Arg! That darn full moon!

Q: What do you know now that when you first began your illustration career you wish you’d known about: 1) children’s book illustration, 2) promotion, 3) working with an agent and, 4) the book publishing business?

A: I have a more general insight. I came to this profession late in life. I had worked for over 18 years in professional design/video game/advertising jobs, so I had an understanding AND fear of freelancing! Regular checks are a thing of my past. The misunderstanding I had about books and writing/illustration in general was that—if I was 'good enough' to do it professionally, it would come easier. It took me so much effort to get to work I liked (written and illustrated) that I doubted I had the skills to be a professional in this market. I also seemed to reinvent the wheel on every project I attempted. I felt like I was missing some secret that would make the endless noodling and revising of ideas a thing of the past for me and THAT would mean I was a 'Professional'. But, after meeting more illustrators and authors I realized—it is a lot of work for everybody. And there's no one way to do it. Every writer and illustrator I know works differently and you can't think it out. You have to put words on the page or lines on the paper. Which means you spend a lot of time 'getting it wrong'. I thought a 'real' writer or artist just sat down and KNEW what to do. (Honestly I still think that, but I have seldom seen anyone able to practice that.) But I do not have a perfectly clear notion of what I want to do until I start doing it, and that means there's a lot of stops-and-starts along the way. A lot of work no one sees along the way. A lot of time that goes into getting back to where you start again.

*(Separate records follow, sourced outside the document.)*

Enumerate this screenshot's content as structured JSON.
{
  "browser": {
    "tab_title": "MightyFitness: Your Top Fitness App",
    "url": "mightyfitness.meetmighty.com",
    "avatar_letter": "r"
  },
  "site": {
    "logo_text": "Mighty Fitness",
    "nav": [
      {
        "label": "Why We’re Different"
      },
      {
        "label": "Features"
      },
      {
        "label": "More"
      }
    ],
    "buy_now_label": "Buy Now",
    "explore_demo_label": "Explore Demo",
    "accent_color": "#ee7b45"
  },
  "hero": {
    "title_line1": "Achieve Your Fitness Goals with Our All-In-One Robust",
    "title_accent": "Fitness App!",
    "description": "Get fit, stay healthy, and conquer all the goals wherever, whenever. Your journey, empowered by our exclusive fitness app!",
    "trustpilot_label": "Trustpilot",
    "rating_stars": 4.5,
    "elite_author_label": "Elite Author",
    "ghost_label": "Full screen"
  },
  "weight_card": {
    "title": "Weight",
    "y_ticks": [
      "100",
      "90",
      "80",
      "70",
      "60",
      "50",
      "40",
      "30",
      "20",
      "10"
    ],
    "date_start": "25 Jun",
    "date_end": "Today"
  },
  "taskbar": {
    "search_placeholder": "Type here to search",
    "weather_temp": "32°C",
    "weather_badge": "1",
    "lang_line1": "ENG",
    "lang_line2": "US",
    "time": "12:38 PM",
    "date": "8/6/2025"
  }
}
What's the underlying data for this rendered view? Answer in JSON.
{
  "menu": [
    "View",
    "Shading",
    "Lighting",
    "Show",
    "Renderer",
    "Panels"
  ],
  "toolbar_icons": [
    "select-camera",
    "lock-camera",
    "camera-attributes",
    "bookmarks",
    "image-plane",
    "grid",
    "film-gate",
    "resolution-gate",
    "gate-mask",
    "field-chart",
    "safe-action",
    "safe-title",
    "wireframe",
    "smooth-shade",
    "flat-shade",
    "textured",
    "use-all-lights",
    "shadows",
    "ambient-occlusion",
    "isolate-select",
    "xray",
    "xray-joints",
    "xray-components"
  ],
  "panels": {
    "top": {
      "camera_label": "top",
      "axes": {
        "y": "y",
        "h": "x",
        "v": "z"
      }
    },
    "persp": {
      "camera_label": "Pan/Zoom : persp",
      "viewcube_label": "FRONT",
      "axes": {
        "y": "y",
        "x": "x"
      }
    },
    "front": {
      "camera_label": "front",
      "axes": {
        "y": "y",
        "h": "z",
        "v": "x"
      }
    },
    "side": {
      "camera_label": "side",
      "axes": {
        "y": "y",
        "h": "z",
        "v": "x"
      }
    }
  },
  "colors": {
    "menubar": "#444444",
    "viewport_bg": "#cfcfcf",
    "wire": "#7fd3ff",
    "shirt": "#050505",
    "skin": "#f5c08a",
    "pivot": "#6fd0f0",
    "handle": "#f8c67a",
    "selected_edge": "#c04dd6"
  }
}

As for promotion, yikes! That's really changed in the past 20 years and I have no solid advice except —do good work—and get it in front of people. Finding an agent you get along with is important but agents can only do so much. It's up to you to create work they can sell. The book publishing business is changing quickly. There are fads and systemic shifts that influence ones' career. The only aspect of your career that you control completely is the 'quality' of the work you produce. Be professional, hit your deadlines, stay away from work you truly don't want to do and find a way to approach your work with eyes open to the difficulties and frustrations but also the enjoyment, fun and creative possibility in what we do.

Also, taking the word 'professional' seriously is important to me. For me it means I try and work on my books as consistently as when I went into an office every day. It is my full time job. It means I take deadlines seriously, that I listen carefully and considerately to those who take time to provide feedback on my work (even if I disagree) and I examine what I am trying to do with the opportunities I have.

Boo! Ugh...nice try!

Q: Describe your most perfect Sunday.

A: I try and walk every morning around sunrise and clear my head. It's far nicer to do when the weather is pleasant, so nice weather is the start of a 'perfect' Sunday. I make an effort to read everyday, in the summer on our front porch. I stay away from the news that depresses me and causes anxiety if I can. My daughter and I like to hike at the coast and my wife and I usually walk the dogs each day. And of course good black tea. Iced if it's hot, hot if it's cold. Those are all part of a 'perfect' Sunday.

Thank you SO much, Mark, for catching up with us here at Bird Meets Worm! We think you rock and are looking forward to the release of Castle Gesundheit!